Task requirements: Take the entries below and give them back exactly. Leave out nothing.

Supplied records:
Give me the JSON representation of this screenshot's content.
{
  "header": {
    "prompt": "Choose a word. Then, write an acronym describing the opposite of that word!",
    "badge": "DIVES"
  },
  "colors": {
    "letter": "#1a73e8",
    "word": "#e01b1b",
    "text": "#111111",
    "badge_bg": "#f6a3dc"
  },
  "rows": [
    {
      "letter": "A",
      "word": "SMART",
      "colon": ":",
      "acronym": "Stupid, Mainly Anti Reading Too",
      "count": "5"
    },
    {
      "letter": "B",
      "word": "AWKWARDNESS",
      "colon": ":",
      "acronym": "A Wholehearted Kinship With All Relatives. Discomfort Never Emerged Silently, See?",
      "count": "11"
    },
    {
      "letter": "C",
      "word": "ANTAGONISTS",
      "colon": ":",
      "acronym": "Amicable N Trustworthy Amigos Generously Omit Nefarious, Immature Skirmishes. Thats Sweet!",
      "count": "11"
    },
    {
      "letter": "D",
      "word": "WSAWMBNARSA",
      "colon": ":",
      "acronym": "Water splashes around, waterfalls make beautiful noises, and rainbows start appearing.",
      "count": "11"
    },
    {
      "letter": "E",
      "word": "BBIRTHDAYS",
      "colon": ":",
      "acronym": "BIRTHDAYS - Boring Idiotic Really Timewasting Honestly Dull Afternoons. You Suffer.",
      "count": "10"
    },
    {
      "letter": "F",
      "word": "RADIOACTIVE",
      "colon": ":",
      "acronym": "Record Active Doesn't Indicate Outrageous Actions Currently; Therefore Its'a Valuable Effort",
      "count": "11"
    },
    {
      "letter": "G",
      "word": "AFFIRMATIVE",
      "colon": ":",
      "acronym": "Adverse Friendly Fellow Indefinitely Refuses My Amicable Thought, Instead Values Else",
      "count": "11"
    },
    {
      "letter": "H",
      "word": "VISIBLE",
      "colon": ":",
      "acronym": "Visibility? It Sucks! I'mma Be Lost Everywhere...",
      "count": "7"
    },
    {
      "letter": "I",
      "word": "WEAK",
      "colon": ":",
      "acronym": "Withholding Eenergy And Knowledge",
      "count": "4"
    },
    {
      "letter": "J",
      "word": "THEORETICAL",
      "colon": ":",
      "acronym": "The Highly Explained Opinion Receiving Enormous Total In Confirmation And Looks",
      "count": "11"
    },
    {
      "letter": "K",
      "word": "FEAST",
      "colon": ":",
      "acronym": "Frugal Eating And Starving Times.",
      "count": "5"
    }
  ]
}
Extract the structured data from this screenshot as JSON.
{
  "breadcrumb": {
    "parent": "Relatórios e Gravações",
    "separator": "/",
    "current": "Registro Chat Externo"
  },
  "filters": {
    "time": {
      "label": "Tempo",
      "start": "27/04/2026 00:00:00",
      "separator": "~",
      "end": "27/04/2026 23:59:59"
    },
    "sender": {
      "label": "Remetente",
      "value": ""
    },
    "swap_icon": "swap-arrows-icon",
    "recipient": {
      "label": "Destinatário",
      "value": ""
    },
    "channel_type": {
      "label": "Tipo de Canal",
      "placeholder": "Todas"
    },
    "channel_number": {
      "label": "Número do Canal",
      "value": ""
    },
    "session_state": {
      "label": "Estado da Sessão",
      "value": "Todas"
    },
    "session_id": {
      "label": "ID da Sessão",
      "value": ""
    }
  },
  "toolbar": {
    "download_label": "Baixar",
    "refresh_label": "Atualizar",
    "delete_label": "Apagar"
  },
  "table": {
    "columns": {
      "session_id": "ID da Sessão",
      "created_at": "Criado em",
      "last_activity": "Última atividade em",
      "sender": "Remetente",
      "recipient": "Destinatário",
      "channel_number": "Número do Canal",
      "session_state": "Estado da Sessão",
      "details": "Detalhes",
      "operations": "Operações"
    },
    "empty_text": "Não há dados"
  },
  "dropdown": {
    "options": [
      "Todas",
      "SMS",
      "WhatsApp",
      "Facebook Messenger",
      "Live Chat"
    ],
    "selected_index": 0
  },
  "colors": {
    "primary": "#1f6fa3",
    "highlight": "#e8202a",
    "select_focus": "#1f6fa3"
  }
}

Response:
Give me the JSON representation of this screenshot's content.
{
  "header": {
    "prompt": "Choose a word. Then, write an acronym describing the opposite of that word!",
    "badge": "DIVES"
  },
  "colors": {
    "letter": "#1a73e8",
    "word": "#e01b1b",
    "text": "#111111",
    "badge_bg": "#f6a3dc"
  },
  "rows": [
    {
      "letter": "A",
      "word": "SMART",
      "colon": ":",
      "acronym": "Stupid, Mainly Anti Reading Too",
      "count": "5"
    },
    {
      "letter": "B",
      "word": "AWKWARDNESS",
      "colon": ":",
      "acronym": "A Wholehearted Kinship With All Relatives. Discomfort Never Emerged Silently, See?",
      "count": "11"
    },
    {
      "letter": "C",
      "word": "ANTAGONISTS",
      "colon": ":",
      "acronym": "Amicable N Trustworthy Amigos Generously Omit Nefarious, Immature Skirmishes. Thats Sweet!",
      "count": "11"
    },
    {
      "letter": "D",
      "word": "WSAWMBNARSA",
      "colon": ":",
      "acronym": "Water splashes around, waterfalls make beautiful noises, and rainbows start appearing.",
      "count": "11"
    },
    {
      "letter": "E",
      "word": "BBIRTHDAYS",
      "colon": ":",
      "acronym": "BIRTHDAYS - Boring Idiotic Really Timewasting Honestly Dull Afternoons. You Suffer.",
      "count": "10"
    },
    {
      "letter": "F",
      "word": "RADIOACTIVE",
      "colon": ":",
      "acronym": "Record Active Doesn't Indicate Outrageous Actions Currently; Therefore Its'a Valuable Effort",
      "count": "11"
    },
    {
      "letter": "G",
      "word": "AFFIRMATIVE",
      "colon": ":",
      "acronym": "Adverse Friendly Fellow Indefinitely Refuses My Amicable Thought, Instead Values Else",
      "count": "11"
    },
    {
      "letter": "H",
      "word": "VISIBLE",
      "colon": ":",
      "acronym": "Visibility? It Sucks! I'mma Be Lost Everywhere...",
      "count": "7"
    },
    {
      "letter": "I",
      "word": "WEAK",
      "colon": ":",
      "acronym": "Withholding Eenergy And Knowledge",
      "count": "4"
    },
    {
      "letter": "J",
      "word": "THEORETICAL",
      "colon": ":",
      "acronym": "The Highly Explained Opinion Receiving Enormous Total In Confirmation And Looks",
      "count": "11"
    },
    {
      "letter": "K",
      "word": "FEAST",
      "colon": ":",
      "acronym": "Frugal Eating And Starving Times.",
      "count": "5"
    }
  ]
}
Extract the structured data from this screenshot as JSON.
{
  "breadcrumb": {
    "parent": "Relatórios e Gravações",
    "separator": "/",
    "current": "Registro Chat Externo"
  },
  "filters": {
    "time": {
      "label": "Tempo",
      "start": "27/04/2026 00:00:00",
      "separator": "~",
      "end": "27/04/2026 23:59:59"
    },
    "sender": {
      "label": "Remetente",
      "value": ""
    },
    "swap_icon": "swap-arrows-icon",
    "recipient": {
      "label": "Destinatário",
      "value": ""
    },
    "channel_type": {
      "label": "Tipo de Canal",
      "placeholder": "Todas"
    },
    "channel_number": {
      "label": "Número do Canal",
      "value": ""
    },
    "session_state": {
      "label": "Estado da Sessão",
      "value": "Todas"
    },
    "session_id": {
      "label": "ID da Sessão",
      "value": ""
    }
  },
  "toolbar": {
    "download_label": "Baixar",
    "refresh_label": "Atualizar",
    "delete_label": "Apagar"
  },
  "table": {
    "columns": {
      "session_id": "ID da Sessão",
      "created_at": "Criado em",
      "last_activity": "Última atividade em",
      "sender": "Remetente",
      "recipient": "Destinatário",
      "channel_number": "Número do Canal",
      "session_state": "Estado da Sessão",
      "details": "Detalhes",
      "operations": "Operações"
    },
    "empty_text": "Não há dados"
  },
  "dropdown": {
    "options": [
      "Todas",
      "SMS",
      "WhatsApp",
      "Facebook Messenger",
      "Live Chat"
    ],
    "selected_index": 0
  },
  "colors": {
    "primary": "#1f6fa3",
    "highlight": "#e8202a",
    "select_focus": "#1f6fa3"
  }
}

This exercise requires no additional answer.